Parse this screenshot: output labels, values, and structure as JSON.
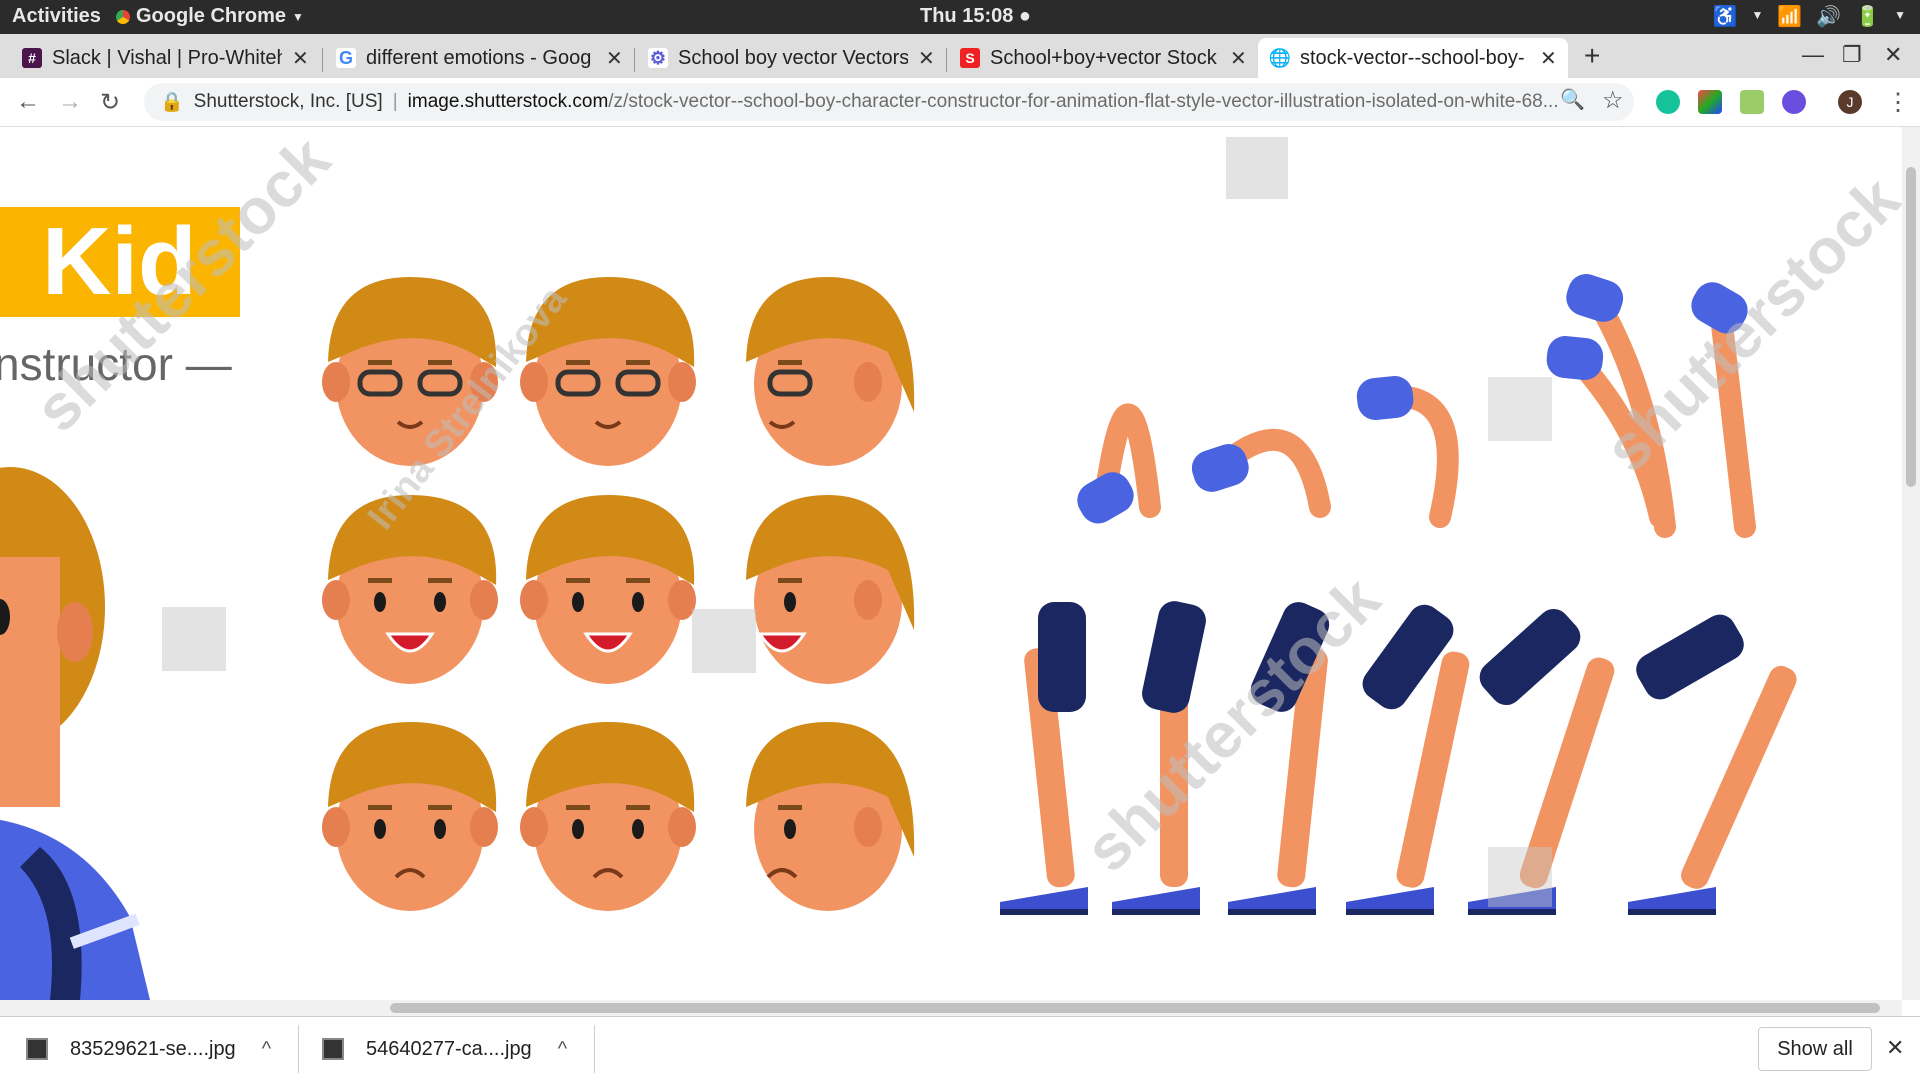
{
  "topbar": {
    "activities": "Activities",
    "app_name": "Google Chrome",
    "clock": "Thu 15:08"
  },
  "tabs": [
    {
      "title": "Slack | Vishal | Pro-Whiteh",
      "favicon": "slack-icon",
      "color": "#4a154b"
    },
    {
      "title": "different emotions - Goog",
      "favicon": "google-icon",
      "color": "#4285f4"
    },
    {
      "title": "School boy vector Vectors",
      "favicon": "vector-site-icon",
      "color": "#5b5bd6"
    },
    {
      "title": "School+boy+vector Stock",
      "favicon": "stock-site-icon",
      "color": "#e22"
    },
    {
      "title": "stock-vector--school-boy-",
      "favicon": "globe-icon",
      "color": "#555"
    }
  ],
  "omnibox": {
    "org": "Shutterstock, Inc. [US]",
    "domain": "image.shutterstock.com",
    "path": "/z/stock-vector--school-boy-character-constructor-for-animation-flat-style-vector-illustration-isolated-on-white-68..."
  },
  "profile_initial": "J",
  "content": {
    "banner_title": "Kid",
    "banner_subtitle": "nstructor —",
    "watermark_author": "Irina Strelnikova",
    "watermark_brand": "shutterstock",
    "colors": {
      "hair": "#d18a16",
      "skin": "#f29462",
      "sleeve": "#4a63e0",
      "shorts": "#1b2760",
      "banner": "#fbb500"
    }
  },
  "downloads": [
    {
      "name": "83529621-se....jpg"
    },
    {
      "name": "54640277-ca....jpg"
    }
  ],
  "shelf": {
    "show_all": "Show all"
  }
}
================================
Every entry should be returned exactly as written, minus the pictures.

Parse this screenshot: output labels, values, and structure as JSON.
{
  "topbar": {
    "activities": "Activities",
    "app_name": "Google Chrome",
    "clock": "Thu 15:08"
  },
  "tabs": [
    {
      "title": "Slack | Vishal | Pro-Whiteh",
      "favicon": "slack-icon",
      "color": "#4a154b"
    },
    {
      "title": "different emotions - Goog",
      "favicon": "google-icon",
      "color": "#4285f4"
    },
    {
      "title": "School boy vector Vectors",
      "favicon": "vector-site-icon",
      "color": "#5b5bd6"
    },
    {
      "title": "School+boy+vector Stock",
      "favicon": "stock-site-icon",
      "color": "#e22"
    },
    {
      "title": "stock-vector--school-boy-",
      "favicon": "globe-icon",
      "color": "#555"
    }
  ],
  "omnibox": {
    "org": "Shutterstock, Inc. [US]",
    "domain": "image.shutterstock.com",
    "path": "/z/stock-vector--school-boy-character-constructor-for-animation-flat-style-vector-illustration-isolated-on-white-68..."
  },
  "profile_initial": "J",
  "content": {
    "banner_title": "Kid",
    "banner_subtitle": "nstructor —",
    "watermark_author": "Irina Strelnikova",
    "watermark_brand": "shutterstock",
    "colors": {
      "hair": "#d18a16",
      "skin": "#f29462",
      "sleeve": "#4a63e0",
      "shorts": "#1b2760",
      "banner": "#fbb500"
    }
  },
  "downloads": [
    {
      "name": "83529621-se....jpg"
    },
    {
      "name": "54640277-ca....jpg"
    }
  ],
  "shelf": {
    "show_all": "Show all"
  }
}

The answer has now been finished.